* Directions for this task *
The records follow. Copy them exactly, but omit the pictures.
+ + + +
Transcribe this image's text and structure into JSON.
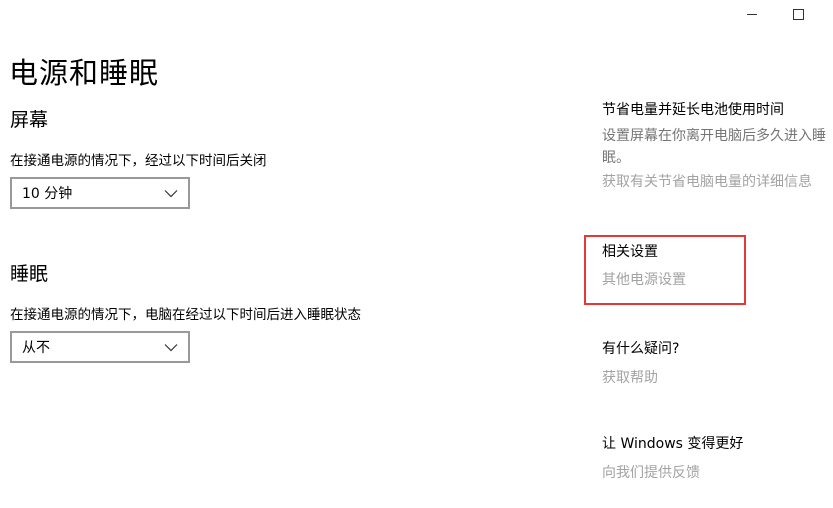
{
  "window": {
    "controls": {
      "minimize_icon": "minimize-icon",
      "maximize_icon": "maximize-icon"
    }
  },
  "page": {
    "title": "电源和睡眠"
  },
  "screen": {
    "heading": "屏幕",
    "label": "在接通电源的情况下，经过以下时间后关闭",
    "selected": "10 分钟"
  },
  "sleep": {
    "heading": "睡眠",
    "label": "在接通电源的情况下，电脑在经过以下时间后进入睡眠状态",
    "selected": "从不"
  },
  "sidebar": {
    "battery": {
      "title": "节省电量并延长电池使用时间",
      "description": "设置屏幕在你离开电脑后多久进入睡眠。",
      "link": "获取有关节省电脑电量的详细信息"
    },
    "related": {
      "title": "相关设置",
      "link": "其他电源设置"
    },
    "help": {
      "title": "有什么疑问?",
      "link": "获取帮助"
    },
    "feedback": {
      "title": "让 Windows 变得更好",
      "link": "向我们提供反馈"
    }
  },
  "colors": {
    "highlight": "#e53935",
    "link": "#a3a3a3",
    "description": "#767676",
    "dropdown_border": "#999999"
  }
}
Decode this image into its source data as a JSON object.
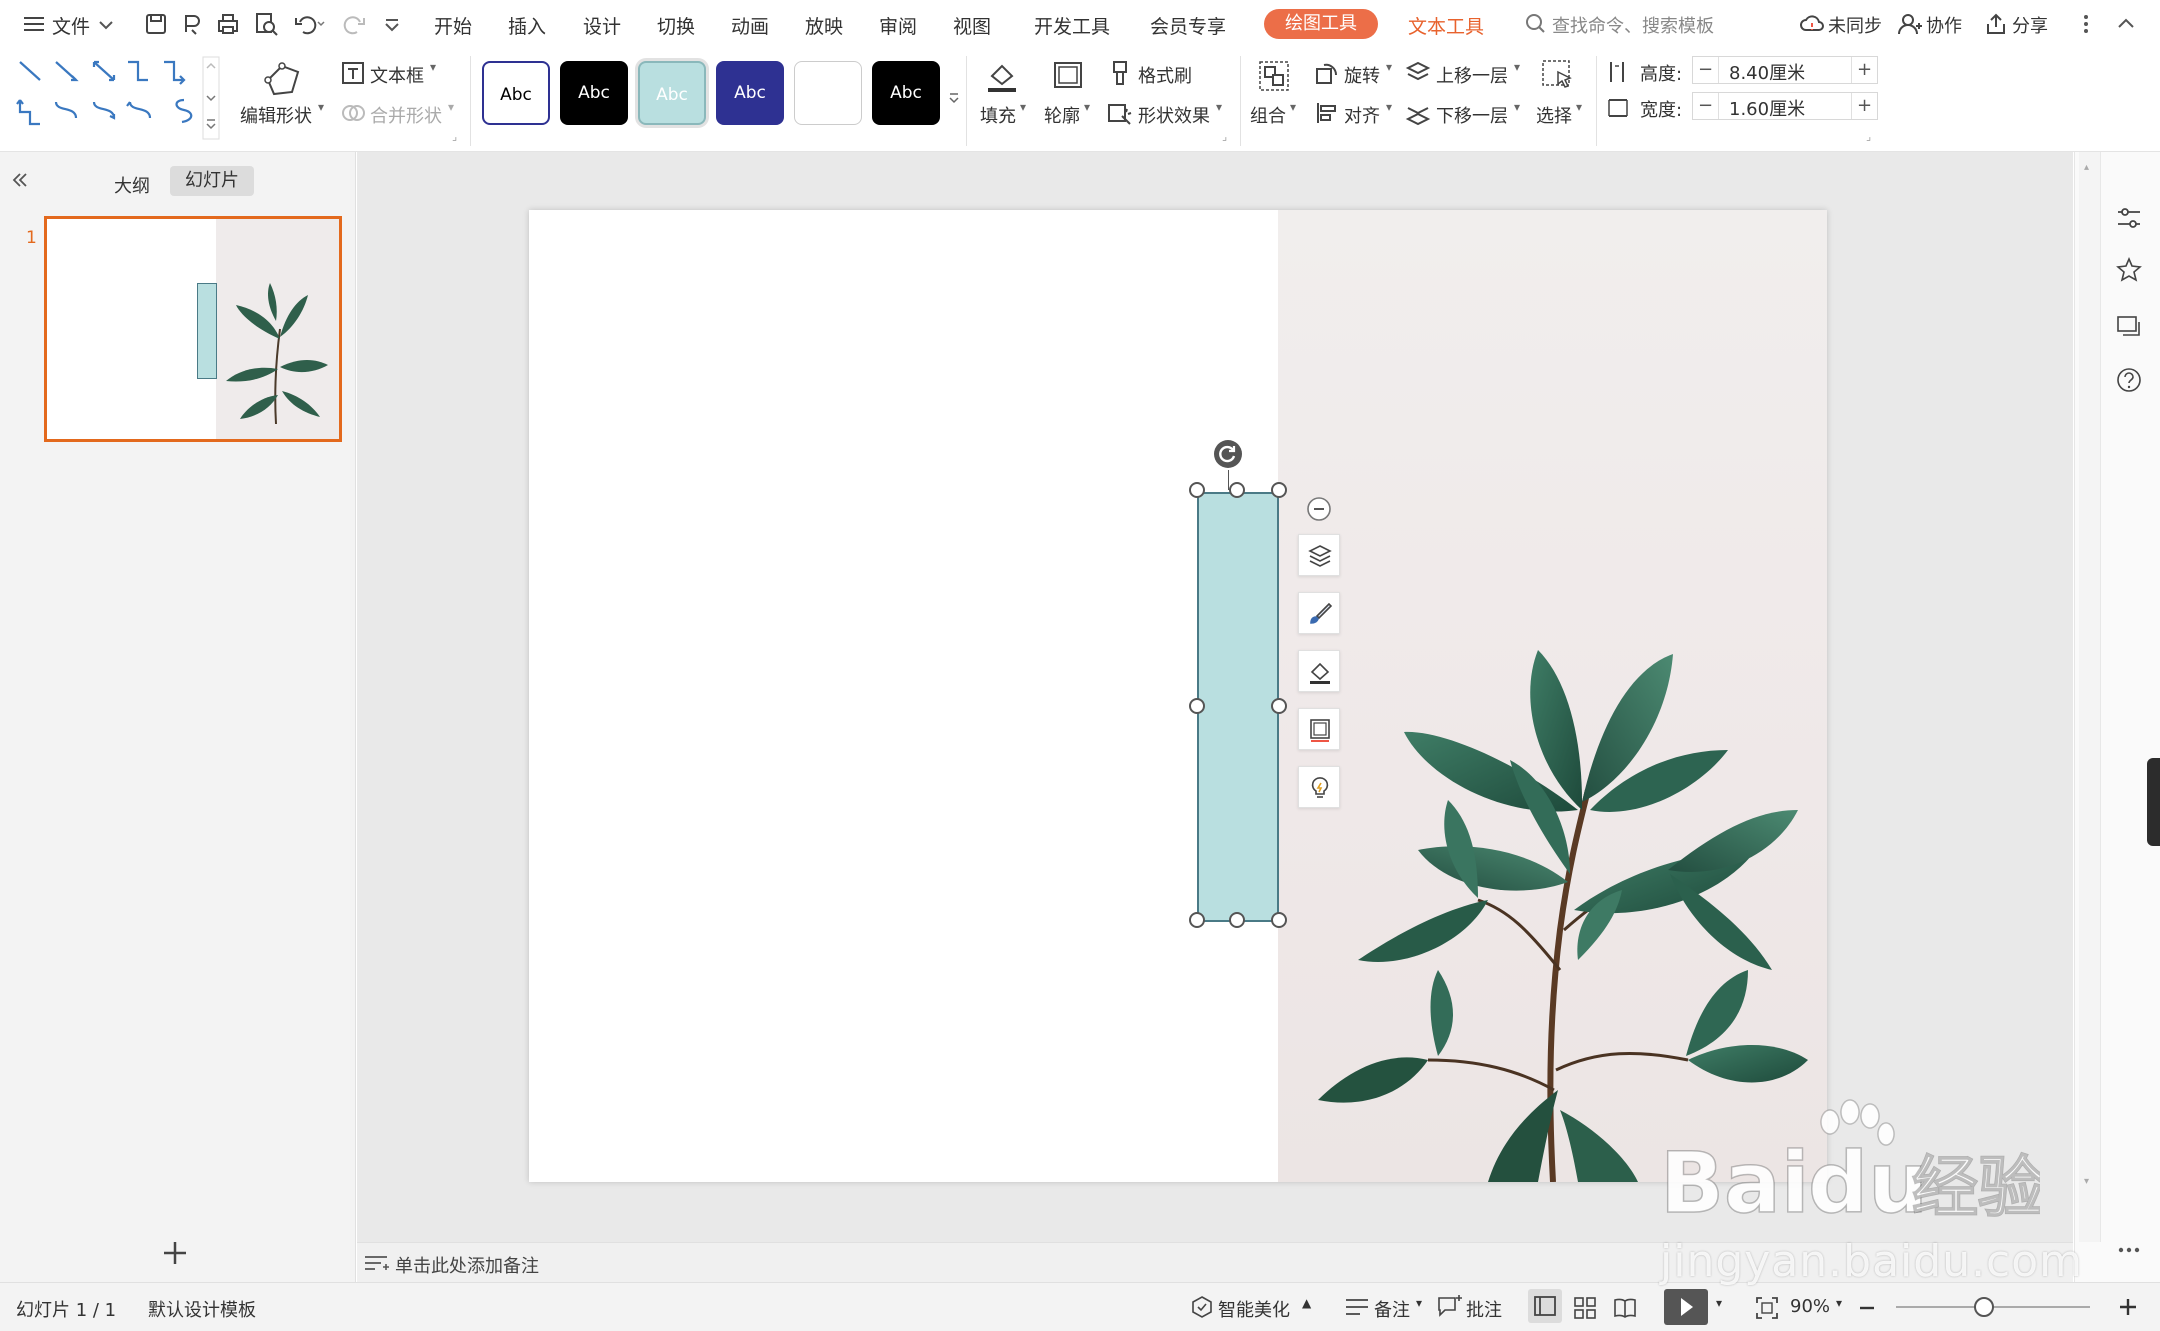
{
  "menubar": {
    "file_label": "文件",
    "tabs": [
      "开始",
      "插入",
      "设计",
      "切换",
      "动画",
      "放映",
      "审阅",
      "视图",
      "开发工具",
      "会员专享"
    ],
    "drawing_tools": "绘图工具",
    "text_tools": "文本工具",
    "search_placeholder": "查找命令、搜索模板",
    "sync_label": "未同步",
    "collab_label": "协作",
    "share_label": "分享"
  },
  "ribbon": {
    "edit_shape": "编辑形状",
    "textbox": "文本框",
    "merge_shape": "合并形状",
    "style_sample_text": "Abc",
    "fill": "填充",
    "outline": "轮廓",
    "format_painter": "格式刷",
    "shape_effects": "形状效果",
    "group": "组合",
    "rotate": "旋转",
    "align": "对齐",
    "bring_forward": "上移一层",
    "send_backward": "下移一层",
    "select": "选择",
    "height_label": "高度:",
    "height_value": "8.40厘米",
    "width_label": "宽度:",
    "width_value": "1.60厘米"
  },
  "left_panel": {
    "outline_tab": "大纲",
    "slides_tab": "幻灯片",
    "slide_number": "1"
  },
  "notes": {
    "placeholder": "单击此处添加备注"
  },
  "statusbar": {
    "slide_counter": "幻灯片 1 / 1",
    "template": "默认设计模板",
    "smart_beautify": "智能美化",
    "notes": "备注",
    "comments": "批注",
    "zoom": "90%"
  },
  "watermark": {
    "brand": "Bai经验",
    "url": "jingyan.baidu.com"
  },
  "colors": {
    "accent_orange": "#ec6e48",
    "shape_fill": "#b9dfe0",
    "selection_border": "#e3691d",
    "style_navy": "#2e3192"
  }
}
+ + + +
* Response below *
Transcribe this image's text and structure into JSON.
{
  "window": {
    "controls": {
      "minimize_icon": "minimize-icon",
      "maximize_icon": "maximize-icon"
    }
  },
  "page": {
    "title": "电源和睡眠"
  },
  "screen": {
    "heading": "屏幕",
    "label": "在接通电源的情况下，经过以下时间后关闭",
    "selected": "10 分钟"
  },
  "sleep": {
    "heading": "睡眠",
    "label": "在接通电源的情况下，电脑在经过以下时间后进入睡眠状态",
    "selected": "从不"
  },
  "sidebar": {
    "battery": {
      "title": "节省电量并延长电池使用时间",
      "description": "设置屏幕在你离开电脑后多久进入睡眠。",
      "link": "获取有关节省电脑电量的详细信息"
    },
    "related": {
      "title": "相关设置",
      "link": "其他电源设置"
    },
    "help": {
      "title": "有什么疑问?",
      "link": "获取帮助"
    },
    "feedback": {
      "title": "让 Windows 变得更好",
      "link": "向我们提供反馈"
    }
  },
  "colors": {
    "highlight": "#e53935",
    "link": "#a3a3a3",
    "description": "#767676",
    "dropdown_border": "#999999"
  }
}
Decode this image into its source data as a JSON object.
{
  "menubar": {
    "file_label": "文件",
    "tabs": [
      "开始",
      "插入",
      "设计",
      "切换",
      "动画",
      "放映",
      "审阅",
      "视图",
      "开发工具",
      "会员专享"
    ],
    "drawing_tools": "绘图工具",
    "text_tools": "文本工具",
    "search_placeholder": "查找命令、搜索模板",
    "sync_label": "未同步",
    "collab_label": "协作",
    "share_label": "分享"
  },
  "ribbon": {
    "edit_shape": "编辑形状",
    "textbox": "文本框",
    "merge_shape": "合并形状",
    "style_sample_text": "Abc",
    "fill": "填充",
    "outline": "轮廓",
    "format_painter": "格式刷",
    "shape_effects": "形状效果",
    "group": "组合",
    "rotate": "旋转",
    "align": "对齐",
    "bring_forward": "上移一层",
    "send_backward": "下移一层",
    "select": "选择",
    "height_label": "高度:",
    "height_value": "8.40厘米",
    "width_label": "宽度:",
    "width_value": "1.60厘米"
  },
  "left_panel": {
    "outline_tab": "大纲",
    "slides_tab": "幻灯片",
    "slide_number": "1"
  },
  "notes": {
    "placeholder": "单击此处添加备注"
  },
  "statusbar": {
    "slide_counter": "幻灯片 1 / 1",
    "template": "默认设计模板",
    "smart_beautify": "智能美化",
    "notes": "备注",
    "comments": "批注",
    "zoom": "90%"
  },
  "watermark": {
    "brand": "Bai经验",
    "url": "jingyan.baidu.com"
  },
  "colors": {
    "accent_orange": "#ec6e48",
    "shape_fill": "#b9dfe0",
    "selection_border": "#e3691d",
    "style_navy": "#2e3192"
  }
}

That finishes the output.